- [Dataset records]
BEGIN
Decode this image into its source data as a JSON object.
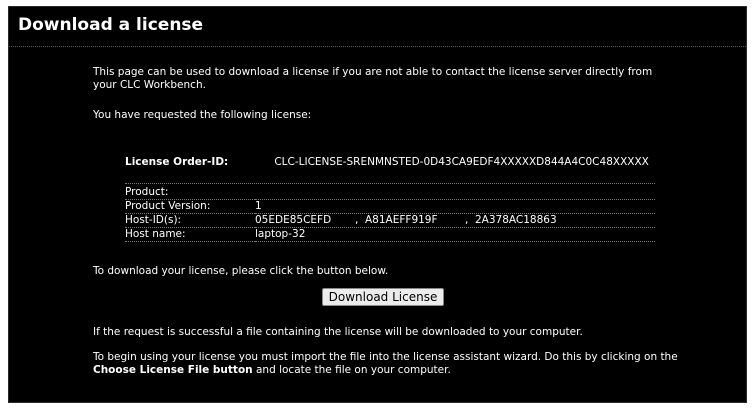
{
  "page": {
    "title": "Download a license"
  },
  "text": {
    "intro": "This page can be used to download a license if you are not able to contact the license server directly from your CLC Workbench.",
    "requested": "You have requested the following license:",
    "click_instruction": "To download your license, please click the button below.",
    "success": "If the request is successful a file containing the license will be downloaded to your computer.",
    "begin_part1": "To begin using your license you must import the file into the license assistant wizard. Do this by clicking on the",
    "begin_bold": "Choose License File button",
    "begin_part2": "and locate the file on your computer."
  },
  "license": {
    "order_label": "License Order-ID:",
    "order_id": "CLC-LICENSE-SRENMNSTED-0D43CA9EDF4XXXXXD844A4C0C48XXXXX",
    "product_label": "Product:",
    "product_value": "",
    "version_label": "Product Version:",
    "version_value": "1",
    "host_id_label": "Host-ID(s):",
    "host_ids": [
      "05EDE85CEFD",
      "A81AEFF919F",
      "2A378AC18863"
    ],
    "host_name_label": "Host name:",
    "host_name_value": "laptop-32"
  },
  "button": {
    "download_label": "Download License"
  }
}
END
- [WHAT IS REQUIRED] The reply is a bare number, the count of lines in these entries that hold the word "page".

- [WRITTEN REPLY] 2